Alternately, donations can be sent to: Office of President George H. W. Bush, Re: Bush-Clinton Katrina Fund, 10000 Memorial Drive, Suite 900, Houston, TX 77024.

Make checks payable to the "Bush-Clinton Katrina Fund."

Contributions can be made to the Red Cross' Hurricane 2005 Relief by logging on to or by calling (800) HELP-NOW.

Donations to help animals can be made through the New York-based nonprofit North Shore Animal League America at

Airlines have programs wherein customers can donate their frequent flyer miles to transport disaster response personnel.

United Airlines' partners include the American Red Cross, AmeriCares and Operation USA. Get more information by calling (800) 421-4655 or log on to Donations must be made by Oct. 31.

American Airlines' program is only for the Red Cross. Information is available at Donations must be made by Sept. 30.

The Internal Revenue Service cautions people to verify the status of charities to which they donate money. An organization's tax-exempt status and eligibility to receive tax-deductible contributions can be checked by calling the IRS at (877) 829-5500.

The Better Business Bureau Wise Giving Alliance is also cautioning that Hurricane Katrina, like many natural disasters, is prompting some people to take advantage of American's eagerness to assist victims. Those interested in helping the relief effort can access detailed evaluative reports on many of the relief organizations providing assistance to Katrina victims by logging on to the BBB Wise Giving Alliance's Web site at

 Local Weather 
Search archives:
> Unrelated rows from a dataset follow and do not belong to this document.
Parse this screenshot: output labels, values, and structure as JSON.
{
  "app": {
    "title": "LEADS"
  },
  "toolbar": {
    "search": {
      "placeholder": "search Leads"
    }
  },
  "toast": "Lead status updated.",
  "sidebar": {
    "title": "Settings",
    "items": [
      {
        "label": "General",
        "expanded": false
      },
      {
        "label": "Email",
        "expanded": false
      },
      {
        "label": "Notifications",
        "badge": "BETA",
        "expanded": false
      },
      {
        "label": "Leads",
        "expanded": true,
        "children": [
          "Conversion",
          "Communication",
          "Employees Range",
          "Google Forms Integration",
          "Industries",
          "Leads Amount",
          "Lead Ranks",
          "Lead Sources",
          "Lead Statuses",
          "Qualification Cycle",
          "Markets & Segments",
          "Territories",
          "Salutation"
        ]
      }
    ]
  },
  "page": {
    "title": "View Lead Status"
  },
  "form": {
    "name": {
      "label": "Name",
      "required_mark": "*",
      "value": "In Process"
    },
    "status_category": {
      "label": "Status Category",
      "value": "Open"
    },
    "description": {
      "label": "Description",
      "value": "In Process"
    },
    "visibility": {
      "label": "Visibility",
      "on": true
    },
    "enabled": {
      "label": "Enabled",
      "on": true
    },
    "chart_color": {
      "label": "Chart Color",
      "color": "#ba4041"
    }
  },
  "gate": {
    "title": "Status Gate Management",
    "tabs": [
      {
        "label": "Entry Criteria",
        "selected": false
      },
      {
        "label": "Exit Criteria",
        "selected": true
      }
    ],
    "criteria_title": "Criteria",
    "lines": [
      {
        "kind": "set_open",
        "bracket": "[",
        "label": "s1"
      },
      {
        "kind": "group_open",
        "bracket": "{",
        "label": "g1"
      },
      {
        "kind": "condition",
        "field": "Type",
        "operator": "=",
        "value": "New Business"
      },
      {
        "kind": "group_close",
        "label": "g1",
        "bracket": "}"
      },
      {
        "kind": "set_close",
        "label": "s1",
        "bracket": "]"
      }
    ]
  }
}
Copyright © 2024 Express Publishing Inc.   Terms of Use   Privacy Policy
All Rights reserved. Reproduction in whole or in part in any form or medium without express written permission of Express Publishing Inc. is prohibited. 

The Idaho Mountain Express is distributed free to residents and guests throughout the Sun Valley, Idaho resort area community. Subscribers to the Idaho Mountain Express will read these stories and others in this week's issue.